A pergola or arbour of any sort can add visual interest and a bit of shade to an outdoor space, and work as a nice anchor if you want to hang curtains for privacy and sun protection. You may be thinking of building your own pergola, as these structures are usually nothing more than several beams attached to one another; however, the job may not be as simple as you assume. Consider a few factors that will help you decide if you should build your own pergola or have a builder do this for you.
Choosing the material for a pergola may actually be a bit complicated. Wood is very natural and attractive, but many exotic hardwoods are so dense that they're difficult to cut and shape with ordinary household saws and sanders. You may wind up actually damaging your tools when you try to cut through teak, bamboo, and other similar woods.
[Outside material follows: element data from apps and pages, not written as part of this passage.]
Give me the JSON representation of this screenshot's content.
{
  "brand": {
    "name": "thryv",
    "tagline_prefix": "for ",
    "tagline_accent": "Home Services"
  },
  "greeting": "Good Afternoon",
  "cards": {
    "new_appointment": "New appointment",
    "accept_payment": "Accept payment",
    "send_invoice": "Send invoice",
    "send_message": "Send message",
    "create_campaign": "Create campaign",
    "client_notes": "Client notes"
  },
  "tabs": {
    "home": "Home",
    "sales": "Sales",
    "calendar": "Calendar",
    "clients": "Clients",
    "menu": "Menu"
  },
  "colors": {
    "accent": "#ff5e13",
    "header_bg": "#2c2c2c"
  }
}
Softwoods like pine are easier to shape and form, but they need to be treated properly so they don't absorb moisture and humidity and don't allow for an insect infestation. Wood may also be heavier than you expect, so you need to ensure the beams holding the structure in place are properly anchored. Metal can be lighter and won't allow for insect infestation, but unless you're handy with a blowtorch, it can be difficult to cut metal to size for your pergola.
You may assume that a pergola is just some straight wooden slats all joined together, but as said, the design may not be that simple. Having the slats of the roof on an angle will provide shade from the brightest areas of sunlight, and you need to figure the height of a pergola so it doesn't overpower a patio area or block your view from inside the home. For a traditional pergola, you may want the ends of the roof slats to be curved, and this can take some skill with a jigsaw.
A pergola builder may also offer some options that you had not considered on your own, such as hinges for the roof slats that work with a crank, so you can change the direction of those slats for maximum protection from the elements. Built-in hooks for holding curtains or for hanging plants from the roof rafters can be good if you want to add these features to your pergola, or you might want a built-in canopy at one end for added shade around an eating space.
Our home has been added to over the last few decades in a lot of little ways, with small additions and extensions. We have enough space overall, but the house doesn't flow very all, as we have all of these little rooms, and they are all joined together in funny ways that don't entirely make sense in terms of how we use the house. That's why we are taking out some of the entries and walls and creating living zones and spaces that suit us. This blog is all about how to transform your house from a mismatch of rooms into a modern home.